Why The SEC Won’t Help

By Al Thomas

Everyone knows or at least been told so many times that it has become “true” that the Securities and Exchange Commission (SEC) is there to help protect the “little guy”.

Recently we have been told on the news that the SEC has been doing a lousy job. It seems the lawyers who read the documents and pass on their efficacy don’t understand them any more than Joe Sixpack.

In defense of the Dilberts in their cubicles in Washington the investment articles are a mixture of smoke and mirrors created by very sharp Wall Street securities attorneys. The Dilbert in Washington has not seen anything like it and cannot follow its true ramifications. Wall Street knows, but they aren’t telling.

Obfuscation is the name of the game.

But what every investor wants to know is why his 401K or other “managed account” lost so much money this past year. Is it that the fund managers are so stupid?

Actually it is one of the required regulations by the SEC in mutual fund documents. This one regulation will not allow a fund manager to protect investors’ money.

Mutual funds in their prospectus state they must be fully invested at all times. That means about 90% in some stock. Most funds are stock funds.

What can a fund manager do when the entire market heads south? He is not allowed to sell out of positions and go to cash. That would be a violation and he could be prosecuted for it. He is required to watch money go down the drain. Your money.

Some genius years ago came up with the “Buy and Hold” theory which has been proven does NOT work. To protect capital requires market timing which is considered impossible on Wall Street. Almost every fund manager believes it.

Market timing is especially easy for any well trained fund manager. As a former exchange member and floor trader I will attest to it. But the lie continues to be believed.

If the SEC would allow fund managers to go to cash when the market turns down it would have saved investors several trillion (yes, that’s a T) dollars of their retirement funds.

Is there any chance the SEC will set aside this requirement of being fully invested? It is doubtful. Why? Because it would mean fund managers could sell stock and the brokerage companies would not like that. Some brokerage companies make markets in stocks and it would mean they would have to take back stocks they could not unload on some other investor.

If the investor has a 401K he usually can tell his fund advisor to switch his funds into a money market account. Unfortunately, most brokers don’t know when to do it as they have not been trained to protect customer funds.

Since the SEC and your broker won’t help, YOU must learn how easy it is to time the market. Never take a big loss again. Many of my previous articles have given simple timing methods.

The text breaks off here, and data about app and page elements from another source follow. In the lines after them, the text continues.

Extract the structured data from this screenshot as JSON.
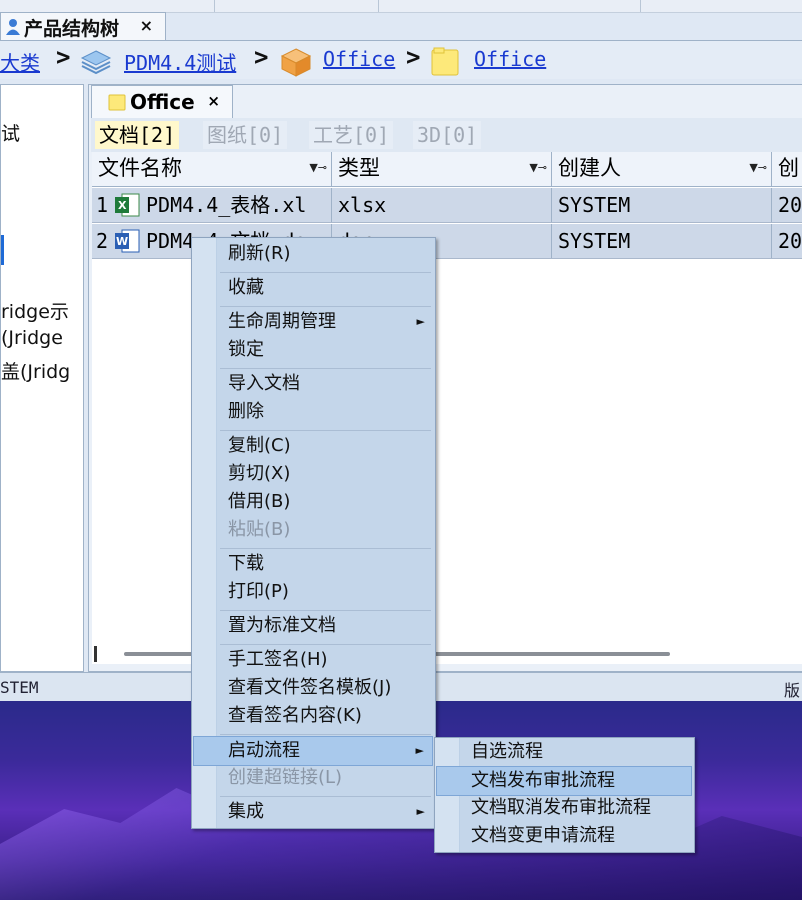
{
  "top_tab": {
    "label": "产品结构树",
    "close": "×"
  },
  "breadcrumb": {
    "items": [
      "大类",
      "PDM4.4测试",
      "Office",
      "Office"
    ],
    "separator": ">"
  },
  "left_tree": {
    "items": [
      "试",
      "ridge示",
      "(Jridge",
      "盖(Jridg"
    ]
  },
  "office_tab": {
    "label": "Office",
    "close": "×"
  },
  "sub_tabs": [
    "文档[2]",
    "图纸[0]",
    "工艺[0]",
    "3D[0]"
  ],
  "columns": [
    "文件名称",
    "类型",
    "创建人",
    "创"
  ],
  "rows": [
    {
      "num": "1",
      "name": "PDM4.4_表格.xl",
      "type": "xlsx",
      "creator": "SYSTEM",
      "created": "20",
      "icon": "excel-icon"
    },
    {
      "num": "2",
      "name": "PDM4 4 文档 do",
      "type": "docx",
      "creator": "SYSTEM",
      "created": "20",
      "icon": "word-icon"
    }
  ],
  "status": {
    "left": "STEM",
    "right": "版"
  },
  "context_menu": {
    "items": [
      {
        "label": "刷新(R)"
      },
      {
        "label": "收藏"
      },
      {
        "label": "生命周期管理",
        "submenu": true
      },
      {
        "label": "锁定"
      },
      {
        "label": "导入文档"
      },
      {
        "label": "删除"
      },
      {
        "label": "复制(C)"
      },
      {
        "label": "剪切(X)"
      },
      {
        "label": "借用(B)"
      },
      {
        "label": "粘贴(B)",
        "disabled": true
      },
      {
        "label": "下载"
      },
      {
        "label": "打印(P)"
      },
      {
        "label": "置为标准文档"
      },
      {
        "label": "手工签名(H)"
      },
      {
        "label": "查看文件签名模板(J)"
      },
      {
        "label": "查看签名内容(K)"
      },
      {
        "label": "启动流程",
        "submenu": true,
        "highlighted": true
      },
      {
        "label": "创建超链接(L)",
        "disabled": true
      },
      {
        "label": "集成",
        "submenu": true
      }
    ]
  },
  "flow_submenu": {
    "items": [
      {
        "label": "自选流程"
      },
      {
        "label": "文档发布审批流程",
        "highlighted": true
      },
      {
        "label": "文档取消发布审批流程"
      },
      {
        "label": "文档变更申请流程"
      }
    ]
  },
  "colors": {
    "link": "#1a3ad0",
    "menu_bg": "#c4d6ea",
    "menu_highlight": "#a9c9ec",
    "active_subtab": "#fff8cc"
  }
}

Learn to manage your money. Nobody else cares about it but you.

Copyright 2009 Albert W. Thomas All rights reserved. Author of “IF IT DOESN’T GO UP, DON’T BUY IT!”